If Maria’s forecast plays out as now predicted, the territory could get three to six inches of rain, Rosa said.


“We are in a full state of preparedness for what we expect will be a significant amount of rain associated with the passage of this tropical storm on Saturday night,” Gov. John deJongh Jr. said in a press release.


As of the 5 p.m. update, Maria was located 1,200 miles east of the Leeward Islands. Racing west at a speed of 23 mph, Maria is centered at 13.2 degrees north latitude and 44.2 degrees west longitude. The barometric pressure stands at 1002 millibars.


Maria was named at the 11 a.m. update Wednesday, having grown from Tuesday’s Tropical Depression 14.


Residents should also expect some rain and thunder Thursday from a tropical wave that should start after midnight.


“It should start to clear out in the afternoon,” Rosa said.


At V.I. Coral Reef National Monument on St. John, Hurricane Hole safe haven will open at noon Thursday. Boaters have pre-registered for the spaces along the hurricane chain.

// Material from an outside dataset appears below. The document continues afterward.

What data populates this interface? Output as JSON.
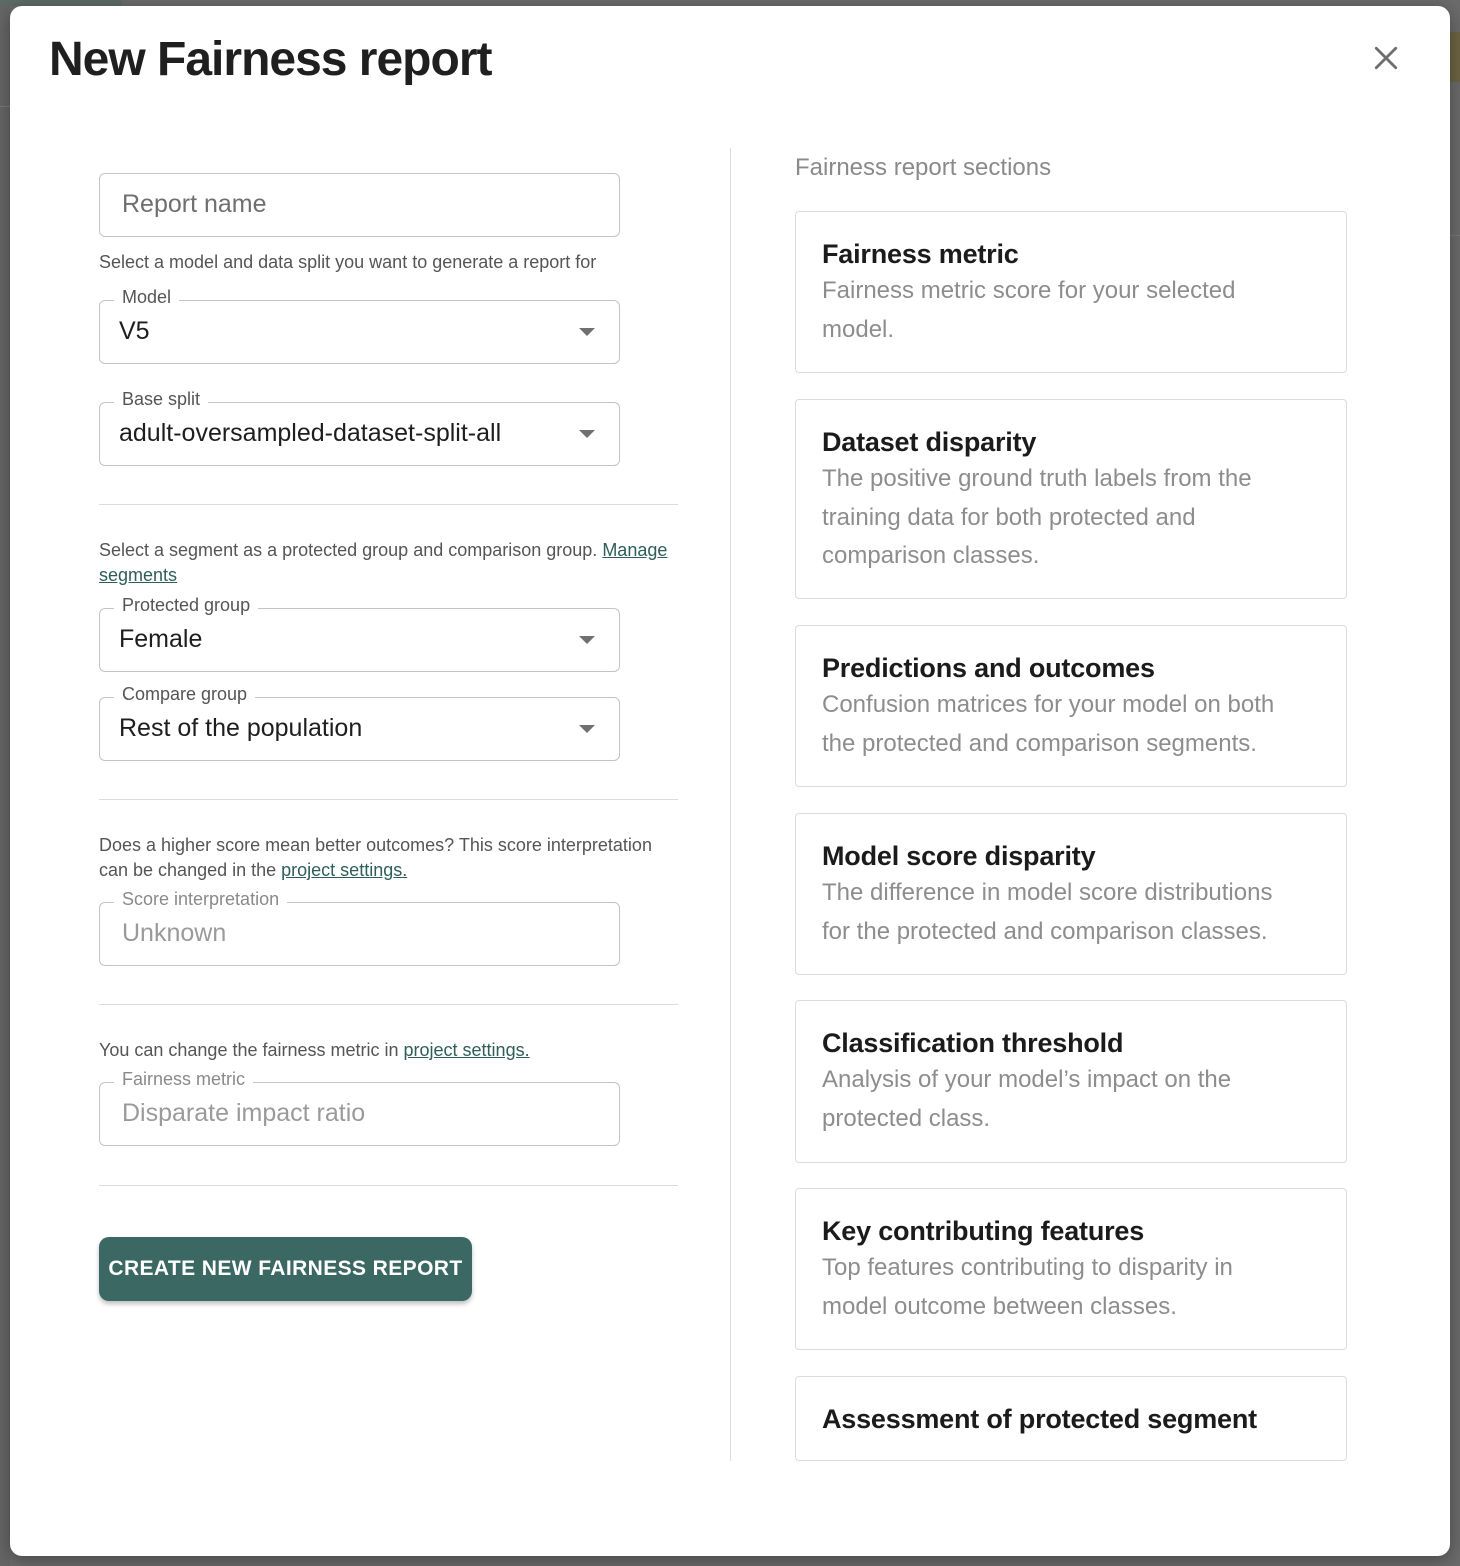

“As always, please help each other to secure your and their boats to best
prevent any conflicts and protect the resources of this special place,” said Rafe Boulon, chief of resource management at the park.


He said the park will notify boaters at to when they must remove their vessels from Hurricane Hole.


Safe havens on St. Thomas are Benner Bay, Mandahl Pond and Flamingo Bay. On St. Croix, Salt River is the designated safe haven. Planning and Natural Resources spokesman Jamal Nielsen said entry into those safe havens is on a first-come, first-served basis.


Planning also advised boaters not to remain on their vessels during a storm.
The U.S. Coast Guard sent out an advisory to mariners letting them know they need to plan for Maria, spokesman Ricardo Castrodad said.


At 8 a.m. Thursday, the Coast Guard will move to what it calls Port Condition Whiskey. Castrodad said this means vessel captains should review their schedules and plan to secure their vessels. Additionally, captains with vessels over 200 gross tons should leave port or ask the port captain in writing for permission if they plan to stay in port during Maria.


Planning in a press release reminded contractors, developers and home builders to immediately maintain and implement additional erosion and sediment control practices at all areas where property is cleared, graded, filled, or otherwise disturbed.


Additionally, Planning advised that all construction materials and equipment must be removed from sites or be properly secured. This includes all items likely to become airborne objects that may cause damage to the property or adjacent parcels.


V.I. Territorial Emergency Management Agency Director Elton Lewis said the agency has initiated contact with the Federal Emergency Management Agency, which normally pre-positions an Incident Management Assistance Team in the territory to assist in VITEMA’s response effort.


VITEMA encouraged people to sign up for VI Alert, a free service that provides emergency weather alerts via text message, e-mail and fax.


“We are currently near the peak of the season, so we are expecting to see more activity in the Atlantic,” Lewis said. “It is extremely important that the community continue to monitor news for updated weather information and to begin to assess their level of preparedness.”


Visit www.VITEMA.gov and click on VI Alert to register.